In leading OSU in both categories, he became the first Buckeye to do so since Jonathon Wells on Sept. 22, 2001, when he paced Ohio State with 47 rushing yards on 14 carries and added 16 yards on two catches during UCLA's 13-6 win in the Rose Bowl.
While Wells' day was one of the more forgettable offensive performances from Ohio State during its history, Saine instead helped his team to a win that was rarely, if ever, in doubt.
"It felt really good, and it was really fun because everybody was working together, and I got the chance to move the ball downfield," Saine said.
The game continued a string of impressive performances from Ohio's 2006 Mr. Football from Piqua, Ohio. Arriving in Columbus with a ton of hype thanks to his state-record 100-meter dash, Saine has shown he's more than just a burner.
Those who had not seen the tailback at Piqua might be surprised by his ability to break simple arm tackles and move the pile, the result of excellent lower-body strength from the 6-1, 220-pounder. He also has shown deft hands, first on a touchdown catch against Akron on Sept. 8 and again Saturday in Ohio Stadium.
His most impressive catch might have come midway through the first quarter when he lined up as the fullback in an offset I-formation with Maurice Wells. From there Saine zipped by helpless linebacker Jameson Konz and ran a wheel route down the left sideline that he hauled in for a 35-yard gain, freeing OSU from tight field position at its own 15-yard line.
"We put that in for him because if you get him on a linebacker, good luck," said offensive tackle Kirk Barton. "There aren't many linebackers in the country who can fly with that kid."
The excellent day as a receiver perhaps took Saine back to his days at Piqua, where he often lined up as a wideout, sometimes taking the ball on end-arounds but often successfully running pass patterns that got him into the open field, during the Indians' run to the Ohio Division II state title in '06.
"I like catching the ball out of the backfield," Saine said. "If the coaches feel that I can do that, then that's what I'll do. In Piqua, I had a lot of receptions so it was fun to get back doing that."
Saine's performance came in his first extended action after missing the games against Northwestern Sept. 22 and Minnesota a week later because of arthroscopic knee surgery. He returned a week ago at Purdue but was used only when the game was in hand, piling up 20 yards on six carries.

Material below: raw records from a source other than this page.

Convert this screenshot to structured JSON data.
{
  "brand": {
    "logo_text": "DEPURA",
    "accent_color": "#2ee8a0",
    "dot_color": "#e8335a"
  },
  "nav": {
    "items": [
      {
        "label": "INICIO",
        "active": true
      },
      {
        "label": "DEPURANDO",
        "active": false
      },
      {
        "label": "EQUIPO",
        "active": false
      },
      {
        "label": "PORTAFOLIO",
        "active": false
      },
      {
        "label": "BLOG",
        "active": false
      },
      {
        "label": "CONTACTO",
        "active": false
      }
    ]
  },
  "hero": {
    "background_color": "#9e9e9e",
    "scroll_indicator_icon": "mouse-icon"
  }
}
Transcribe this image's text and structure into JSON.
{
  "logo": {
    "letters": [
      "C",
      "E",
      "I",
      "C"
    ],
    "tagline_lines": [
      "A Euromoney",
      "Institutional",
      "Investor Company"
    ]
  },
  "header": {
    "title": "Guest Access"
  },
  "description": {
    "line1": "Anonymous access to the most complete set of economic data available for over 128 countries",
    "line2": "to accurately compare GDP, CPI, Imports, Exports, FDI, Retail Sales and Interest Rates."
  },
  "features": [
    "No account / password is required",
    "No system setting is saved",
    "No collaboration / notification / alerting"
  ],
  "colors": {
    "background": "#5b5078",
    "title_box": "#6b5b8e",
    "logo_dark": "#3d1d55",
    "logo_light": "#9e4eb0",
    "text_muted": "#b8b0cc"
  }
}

This week, with starter Chris Wells fighting a ankle injury that limited him to just four carries, Saine took on a more expanded role in the Buckeye attack and said he felt no lingering effects from the surgical procedure.
"I feel really good," he said. "Somebody asked me today how me knee was and I forgot about it until they asked me that."
With Beanie's ankle injury expected to linger throughout the rest of the season, the health of Saine and fellow reserve Maurice Wells will not only provide the Buckeye offensive braintrust with numerous options out of the backfield but a bit of an insurance policy as well.
"It's always nice to have a young man of that caliber with us," offensive coordinator Jim Bollman said. "Now we have three guys to carry the ball back there and catch it. He did a great job of catching it today, too. I think that's a big factor to get him back in the act as much as he is now."
Through seven games, Saine leads the tailbacks with a 5.6-yards-per-carry average, having accumulated 242 yards on 43 carries.